Thirdly, I do enjoy the sound issues in my house over my friends McMansion. In her house you can hear noise in 90% of the living area due to the high ceilings and foyer with balconey so all the rooms upstairs echo in her living area. My 8 foot ceilings and long/narrow house somehow make noise travel a lot less.

Genevieve Ferraro said...

Oh my goodness! I just have to let everyone know that we have two 'rock star' bloggers in the house. Julia at Hooked on Houses and Rue from Rue's Peanut Butter and Jelly Life. You absolutely must visit their blogs. It will be the best part of your day!

Anonymous said...

...while i am not addicted to "big"...the little english house in the movie "the holiday" is my dream house...i am addcited to the interiors...besides i do believe "a small house holds just as much love as a big one"...

Anonymous said...

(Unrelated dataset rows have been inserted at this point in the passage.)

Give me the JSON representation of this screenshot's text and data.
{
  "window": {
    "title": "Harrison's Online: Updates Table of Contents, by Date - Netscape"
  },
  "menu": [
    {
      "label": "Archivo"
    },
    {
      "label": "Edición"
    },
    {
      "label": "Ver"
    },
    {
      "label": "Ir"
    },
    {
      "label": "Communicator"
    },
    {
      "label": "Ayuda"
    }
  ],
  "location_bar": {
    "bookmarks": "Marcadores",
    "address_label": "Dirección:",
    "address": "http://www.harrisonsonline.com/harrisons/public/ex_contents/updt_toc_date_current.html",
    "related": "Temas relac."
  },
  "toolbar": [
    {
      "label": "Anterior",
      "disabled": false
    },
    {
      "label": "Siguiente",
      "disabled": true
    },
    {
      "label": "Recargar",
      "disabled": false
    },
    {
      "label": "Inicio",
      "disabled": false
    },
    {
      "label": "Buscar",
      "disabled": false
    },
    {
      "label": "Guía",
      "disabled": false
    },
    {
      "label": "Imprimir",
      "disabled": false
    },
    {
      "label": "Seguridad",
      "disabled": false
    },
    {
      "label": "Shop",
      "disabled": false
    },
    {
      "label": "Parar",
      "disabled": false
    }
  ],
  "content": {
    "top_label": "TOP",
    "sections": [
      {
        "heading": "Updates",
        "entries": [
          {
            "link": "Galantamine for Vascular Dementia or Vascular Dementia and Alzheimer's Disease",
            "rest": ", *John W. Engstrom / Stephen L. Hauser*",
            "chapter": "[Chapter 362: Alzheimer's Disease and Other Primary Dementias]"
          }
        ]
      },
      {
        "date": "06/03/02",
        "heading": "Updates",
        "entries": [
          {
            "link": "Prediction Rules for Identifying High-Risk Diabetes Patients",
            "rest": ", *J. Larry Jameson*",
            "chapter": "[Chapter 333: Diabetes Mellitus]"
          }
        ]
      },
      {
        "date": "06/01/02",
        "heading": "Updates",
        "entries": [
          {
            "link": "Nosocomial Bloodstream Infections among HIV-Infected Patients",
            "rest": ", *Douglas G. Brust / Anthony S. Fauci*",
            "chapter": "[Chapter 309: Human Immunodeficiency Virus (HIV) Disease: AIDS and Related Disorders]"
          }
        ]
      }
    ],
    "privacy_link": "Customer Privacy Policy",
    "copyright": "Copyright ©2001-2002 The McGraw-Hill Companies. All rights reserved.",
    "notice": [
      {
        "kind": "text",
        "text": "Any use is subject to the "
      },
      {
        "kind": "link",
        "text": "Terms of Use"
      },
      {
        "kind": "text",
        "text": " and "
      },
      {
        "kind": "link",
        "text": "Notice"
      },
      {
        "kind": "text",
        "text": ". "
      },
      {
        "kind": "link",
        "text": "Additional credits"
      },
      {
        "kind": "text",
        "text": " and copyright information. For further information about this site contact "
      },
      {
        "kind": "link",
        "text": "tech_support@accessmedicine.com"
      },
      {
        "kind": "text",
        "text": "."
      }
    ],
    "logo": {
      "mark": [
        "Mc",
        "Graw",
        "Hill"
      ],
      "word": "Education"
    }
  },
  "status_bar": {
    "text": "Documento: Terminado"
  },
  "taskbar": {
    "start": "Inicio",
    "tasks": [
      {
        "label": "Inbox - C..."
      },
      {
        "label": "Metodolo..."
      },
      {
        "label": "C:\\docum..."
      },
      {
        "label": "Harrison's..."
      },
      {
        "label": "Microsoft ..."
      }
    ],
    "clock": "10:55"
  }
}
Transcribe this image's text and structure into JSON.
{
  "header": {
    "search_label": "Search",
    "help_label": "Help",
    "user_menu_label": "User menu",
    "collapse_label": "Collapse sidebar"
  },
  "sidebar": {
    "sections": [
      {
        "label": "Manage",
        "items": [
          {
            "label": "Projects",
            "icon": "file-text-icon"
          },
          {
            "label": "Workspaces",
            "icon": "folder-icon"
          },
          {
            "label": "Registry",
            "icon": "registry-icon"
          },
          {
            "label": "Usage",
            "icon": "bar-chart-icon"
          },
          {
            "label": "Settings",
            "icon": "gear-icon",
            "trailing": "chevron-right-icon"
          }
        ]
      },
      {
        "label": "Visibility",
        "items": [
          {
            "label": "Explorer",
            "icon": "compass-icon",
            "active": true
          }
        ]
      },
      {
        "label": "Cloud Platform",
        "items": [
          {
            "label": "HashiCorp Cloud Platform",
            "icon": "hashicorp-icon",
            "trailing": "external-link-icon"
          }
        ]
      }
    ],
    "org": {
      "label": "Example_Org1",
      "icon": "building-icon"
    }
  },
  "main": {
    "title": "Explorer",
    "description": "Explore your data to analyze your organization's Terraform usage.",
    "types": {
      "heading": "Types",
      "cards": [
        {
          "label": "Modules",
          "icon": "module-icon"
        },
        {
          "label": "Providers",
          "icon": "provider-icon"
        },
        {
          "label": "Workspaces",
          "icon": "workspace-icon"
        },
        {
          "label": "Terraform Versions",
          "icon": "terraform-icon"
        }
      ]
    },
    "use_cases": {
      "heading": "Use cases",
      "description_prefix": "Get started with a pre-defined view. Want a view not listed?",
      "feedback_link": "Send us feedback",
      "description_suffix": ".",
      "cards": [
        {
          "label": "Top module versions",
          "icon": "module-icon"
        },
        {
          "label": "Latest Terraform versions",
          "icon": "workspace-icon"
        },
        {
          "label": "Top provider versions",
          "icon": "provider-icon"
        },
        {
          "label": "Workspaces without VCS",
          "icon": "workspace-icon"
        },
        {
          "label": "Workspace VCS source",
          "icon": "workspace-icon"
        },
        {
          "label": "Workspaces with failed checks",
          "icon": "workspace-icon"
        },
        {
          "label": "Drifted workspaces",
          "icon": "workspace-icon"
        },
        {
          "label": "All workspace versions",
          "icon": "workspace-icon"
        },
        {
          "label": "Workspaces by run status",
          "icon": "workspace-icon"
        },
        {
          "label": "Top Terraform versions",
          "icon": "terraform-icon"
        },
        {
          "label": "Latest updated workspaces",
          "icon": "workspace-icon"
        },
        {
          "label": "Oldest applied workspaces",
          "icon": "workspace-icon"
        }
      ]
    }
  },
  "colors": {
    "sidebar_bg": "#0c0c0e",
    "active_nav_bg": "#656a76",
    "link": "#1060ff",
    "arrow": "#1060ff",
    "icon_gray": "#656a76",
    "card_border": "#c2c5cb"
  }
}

...ps...asking for prayer is never crazy...and far far more important than any house...big or small...the sky is filled for you...

Jill said...

Ahhh, house envy! How we have come to know thee. I've wrestled with this issue ever since my husband and I bought our little condo nine years ago. It seems like EVERYONE we know is "privliaged" enough to own a "real" house, which is what we wanted but could not afford. Through the years (and a lot of reading about the advantages of living in a smaller space) I've made peace with the fact that I'm stuck with less than 1,000 square feet. However, if I ever get the chance to move to a bigger place, you can bet I'm going to jump at it. But instead of setting my sights on a huge, sprawling space, I think I would be quite pleased to find a charming abode that's just a little bigger than what I have now; maybe with one extra room so the husband can have his "man cave" in which to write and play away from the kid and the cat and a little nook for me to permanently set up some of my craft stuff.